** Opening DATA SHOWN block **

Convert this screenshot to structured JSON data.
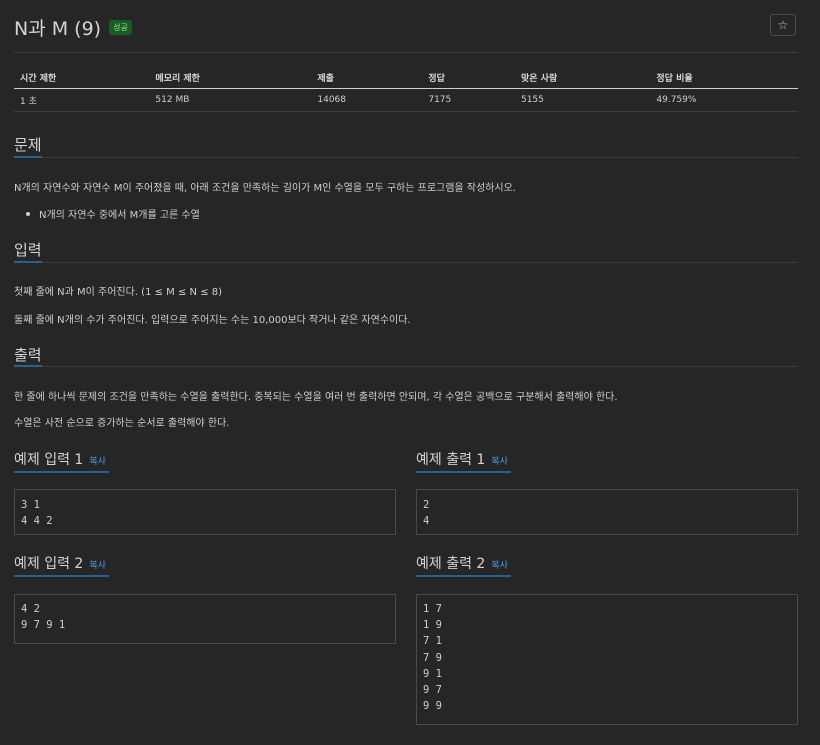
{
  "title": "N과 M (9)",
  "badge": "성공",
  "star_glyph": "☆",
  "info_table": {
    "headers": [
      "시간 제한",
      "메모리 제한",
      "제출",
      "정답",
      "맞은 사람",
      "정답 비율"
    ],
    "values": [
      "1 초",
      "512 MB",
      "14068",
      "7175",
      "5155",
      "49.759%"
    ]
  },
  "problem": {
    "heading": "문제",
    "text": "N개의 자연수와 자연수 M이 주어졌을 때, 아래 조건을 만족하는 길이가 M인 수열을 모두 구하는 프로그램을 작성하시오.",
    "bullet": "N개의 자연수 중에서 M개를 고른 수열"
  },
  "input": {
    "heading": "입력",
    "line1": "첫째 줄에 N과 M이 주어진다. (1 ≤ M ≤ N ≤ 8)",
    "line2": "둘째 줄에 N개의 수가 주어진다. 입력으로 주어지는 수는 10,000보다 작거나 같은 자연수이다."
  },
  "output": {
    "heading": "출력",
    "line1": "한 줄에 하나씩 문제의 조건을 만족하는 수열을 출력한다. 중복되는 수열을 여러 번 출력하면 안되며, 각 수열은 공백으로 구분해서 출력해야 한다.",
    "line2": "수열은 사전 순으로 증가하는 순서로 출력해야 한다."
  },
  "samples": {
    "copy_label": "복사",
    "in1_title": "예제 입력 1",
    "out1_title": "예제 출력 1",
    "in2_title": "예제 입력 2",
    "out2_title": "예제 출력 2",
    "in1": [
      "3 1",
      "4 4 2"
    ],
    "out1": [
      "2",
      "4"
    ],
    "in2": [
      "4 2",
      "9 7 9 1"
    ],
    "out2": [
      "1 7",
      "1 9",
      "7 1",
      "7 9",
      "9 1",
      "9 7",
      "9 9"
    ]
  },
  "colors": {
    "background": "#262626",
    "accent": "#4d9be0",
    "badge_bg": "#1a5c26",
    "badge_fg": "#9be59b"
  }
}
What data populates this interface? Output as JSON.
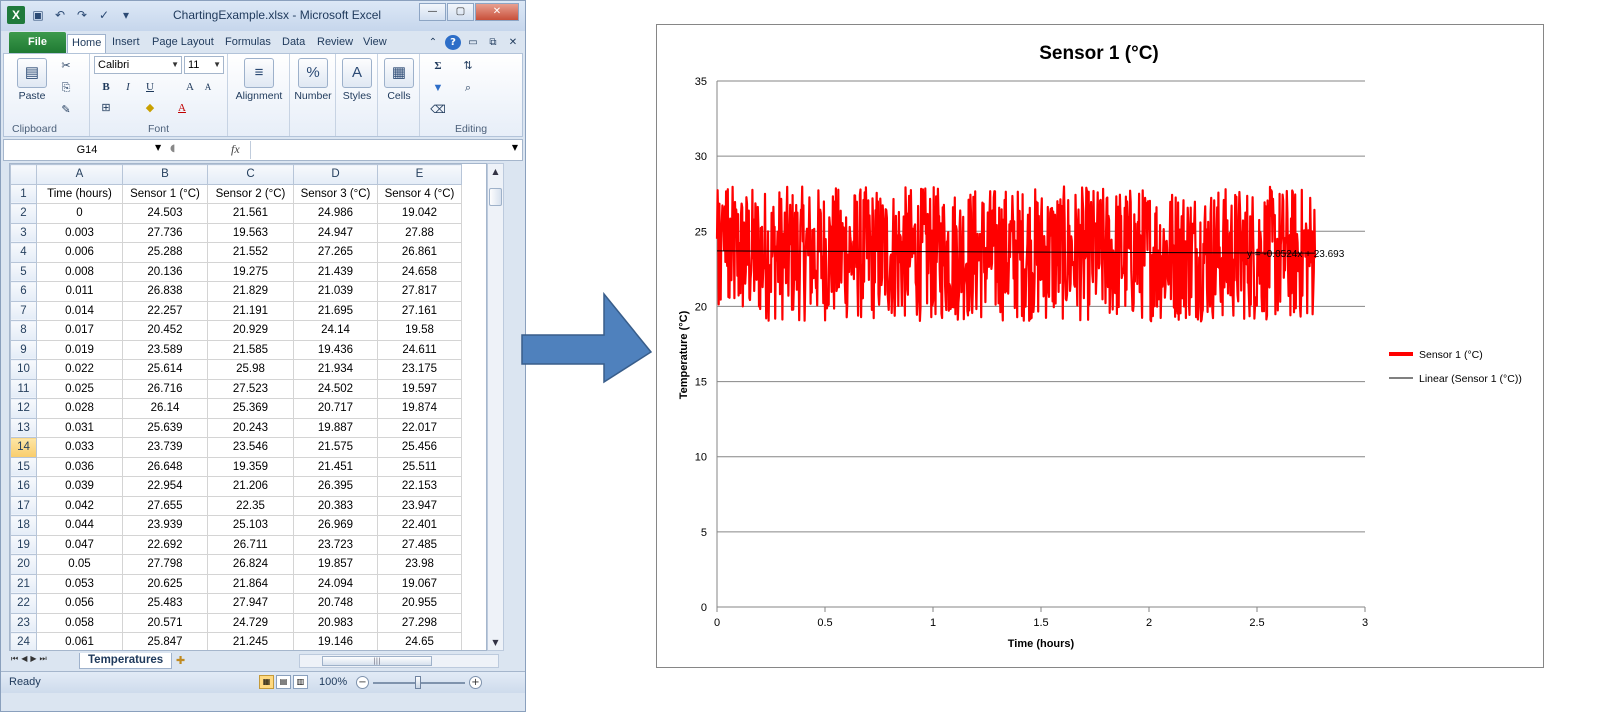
{
  "window": {
    "title": "ChartingExample.xlsx - Microsoft Excel",
    "quick_access": [
      "save-icon",
      "undo-icon",
      "redo-icon",
      "spelling-icon",
      "customize-icon"
    ]
  },
  "ribbon": {
    "file_tab": "File",
    "tabs": [
      "Home",
      "Insert",
      "Page Layout",
      "Formulas",
      "Data",
      "Review",
      "View"
    ],
    "active_tab": "Home",
    "clipboard": {
      "paste_label": "Paste",
      "group_label": "Clipboard"
    },
    "font": {
      "name": "Calibri",
      "size": "11",
      "group_label": "Font",
      "bold": "B",
      "italic": "I",
      "underline": "U"
    },
    "alignment_label": "Alignment",
    "number_label": "Number",
    "styles_label": "Styles",
    "cells_label": "Cells",
    "editing_label": "Editing"
  },
  "formula_bar": {
    "name_box": "G14",
    "fx_label": "fx",
    "formula": ""
  },
  "sheet": {
    "columns": [
      "A",
      "B",
      "C",
      "D",
      "E"
    ],
    "selected_row": 14,
    "rows": [
      [
        "1",
        "Time (hours)",
        "Sensor 1 (°C)",
        "Sensor 2 (°C)",
        "Sensor 3 (°C)",
        "Sensor 4 (°C)"
      ],
      [
        "2",
        "0",
        "24.503",
        "21.561",
        "24.986",
        "19.042"
      ],
      [
        "3",
        "0.003",
        "27.736",
        "19.563",
        "24.947",
        "27.88"
      ],
      [
        "4",
        "0.006",
        "25.288",
        "21.552",
        "27.265",
        "26.861"
      ],
      [
        "5",
        "0.008",
        "20.136",
        "19.275",
        "21.439",
        "24.658"
      ],
      [
        "6",
        "0.011",
        "26.838",
        "21.829",
        "21.039",
        "27.817"
      ],
      [
        "7",
        "0.014",
        "22.257",
        "21.191",
        "21.695",
        "27.161"
      ],
      [
        "8",
        "0.017",
        "20.452",
        "20.929",
        "24.14",
        "19.58"
      ],
      [
        "9",
        "0.019",
        "23.589",
        "21.585",
        "19.436",
        "24.611"
      ],
      [
        "10",
        "0.022",
        "25.614",
        "25.98",
        "21.934",
        "23.175"
      ],
      [
        "11",
        "0.025",
        "26.716",
        "27.523",
        "24.502",
        "19.597"
      ],
      [
        "12",
        "0.028",
        "26.14",
        "25.369",
        "20.717",
        "19.874"
      ],
      [
        "13",
        "0.031",
        "25.639",
        "20.243",
        "19.887",
        "22.017"
      ],
      [
        "14",
        "0.033",
        "23.739",
        "23.546",
        "21.575",
        "25.456"
      ],
      [
        "15",
        "0.036",
        "26.648",
        "19.359",
        "21.451",
        "25.511"
      ],
      [
        "16",
        "0.039",
        "22.954",
        "21.206",
        "26.395",
        "22.153"
      ],
      [
        "17",
        "0.042",
        "27.655",
        "22.35",
        "20.383",
        "23.947"
      ],
      [
        "18",
        "0.044",
        "23.939",
        "25.103",
        "26.969",
        "22.401"
      ],
      [
        "19",
        "0.047",
        "22.692",
        "26.711",
        "23.723",
        "27.485"
      ],
      [
        "20",
        "0.05",
        "27.798",
        "26.824",
        "19.857",
        "23.98"
      ],
      [
        "21",
        "0.053",
        "20.625",
        "21.864",
        "24.094",
        "19.067"
      ],
      [
        "22",
        "0.056",
        "25.483",
        "27.947",
        "20.748",
        "20.955"
      ],
      [
        "23",
        "0.058",
        "20.571",
        "24.729",
        "20.983",
        "27.298"
      ],
      [
        "24",
        "0.061",
        "25.847",
        "21.245",
        "19.146",
        "24.65"
      ]
    ],
    "sheet_tab": "Temperatures"
  },
  "status_bar": {
    "ready": "Ready",
    "zoom": "100%"
  },
  "colors": {
    "arrow": "#4f81bd",
    "series": "#ff0000",
    "trend": "#000000",
    "excel_green": "#1f7a3c"
  },
  "chart_data": {
    "type": "line",
    "title": "Sensor 1 (°C)",
    "xlabel": "Time (hours)",
    "ylabel": "Temperature (°C)",
    "xlim": [
      0,
      3
    ],
    "ylim": [
      0,
      35
    ],
    "xticks": [
      "0",
      "0.5",
      "1",
      "1.5",
      "2",
      "2.5",
      "3"
    ],
    "yticks": [
      "0",
      "5",
      "10",
      "15",
      "20",
      "25",
      "30",
      "35"
    ],
    "grid": "horizontal",
    "legend_position": "right",
    "series": [
      {
        "name": "Sensor 1 (°C)",
        "x_range": [
          0,
          2.77
        ],
        "x_step": 0.00278,
        "y_min": 19.0,
        "y_max": 28.0,
        "sample_x": [
          0,
          0.003,
          0.006,
          0.008,
          0.011,
          0.014,
          0.017,
          0.019,
          0.022,
          0.025,
          0.028,
          0.031,
          0.033,
          0.036,
          0.039,
          0.042,
          0.044,
          0.047,
          0.05,
          0.053,
          0.056,
          0.058,
          0.061
        ],
        "sample_y": [
          24.503,
          27.736,
          25.288,
          20.136,
          26.838,
          22.257,
          20.452,
          23.589,
          25.614,
          26.716,
          26.14,
          25.639,
          23.739,
          26.648,
          22.954,
          27.655,
          23.939,
          22.692,
          27.798,
          20.625,
          25.483,
          20.571,
          25.847
        ]
      },
      {
        "name": "Linear (Sensor 1 (°C))",
        "type": "trendline",
        "slope": -0.0524,
        "intercept": 23.693,
        "x_range": [
          0,
          2.77
        ],
        "equation": "y = -0.0524x + 23.693"
      }
    ]
  }
}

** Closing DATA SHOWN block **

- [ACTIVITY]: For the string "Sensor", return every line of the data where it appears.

- [SOLVED PROBLEM]:
        "Sensor 1 (°C)",
        "Sensor 2 (°C)",
        "Sensor 3 (°C)",
        "Sensor 4 (°C)"
    "title": "Sensor 1 (°C)",
        "name": "Sensor 1 (°C)",
        "name": "Linear (Sensor 1 (°C))",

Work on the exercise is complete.